§ Directions for this task: Wherever a line in the records below contains "price", copy that line.

§ Material provided:
-*-

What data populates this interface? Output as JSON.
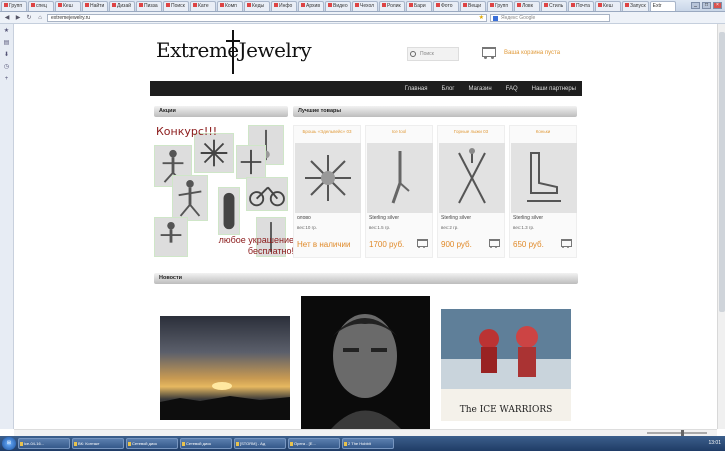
{
  "browser": {
    "tabs": [
      "Групп",
      "спец",
      "Кеш",
      "Найти",
      "Дизай",
      "Пизза",
      "Поиск",
      "Кате",
      "Комп",
      "Кеды",
      "Инфо",
      "Архив",
      "Видео",
      "Чехол",
      "Ролик",
      "Бари",
      "Фото",
      "Вещи",
      "Групп",
      "Ловк",
      "Стиль",
      "Почта",
      "Кеш",
      "Запуск"
    ],
    "active_tab_label": "Extr",
    "url": "extremejewelry.ru",
    "search_placeholder": "Яндекс Google",
    "nav_icons": [
      "back-icon",
      "forward-icon",
      "reload-icon",
      "home-icon"
    ]
  },
  "site": {
    "logo": "ExtremeJewelry",
    "search_placeholder": "Поиск",
    "cart_label": "Ваша корзина пуста",
    "nav": [
      "Главная",
      "Блог",
      "Магазин",
      "FAQ",
      "Наши партнеры"
    ],
    "sections": {
      "promo": "Акции",
      "best": "Лучшие товары",
      "news": "Новости"
    },
    "promo": {
      "title": "Конкурс!!!",
      "text": "любое украшение бесплатно!"
    },
    "products": [
      {
        "name": "Брошь «Эдельвейс» 03",
        "desc": "олово",
        "weight": "вес:10 гр.",
        "price": "Нет в наличии"
      },
      {
        "name": "Ice tool",
        "desc": "Sterling silver",
        "weight": "вес:1.5 гр.",
        "price": "1700 руб."
      },
      {
        "name": "Горные лыжи 03",
        "desc": "Sterling silver",
        "weight": "вес:2 гр.",
        "price": "900 руб."
      },
      {
        "name": "Коньки",
        "desc": "Sterling silver",
        "weight": "вес:1.3 гр.",
        "price": "650 руб."
      }
    ],
    "news_caption": "The ICE WARRIORS"
  },
  "taskbar": {
    "items": [
      "ice-04-16...",
      "ВК: Контакт",
      "Сетевой диск",
      "Сетевой диск",
      "[STORM] - Ад",
      "Opera - [E...",
      "2 The Hobbit"
    ],
    "clock": "13:01"
  }
}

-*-

§ Reply to the task:
        "price": "Нет в наличии"
        "price": "1700 руб."
        "price": "900 руб."
        "price": "650 руб."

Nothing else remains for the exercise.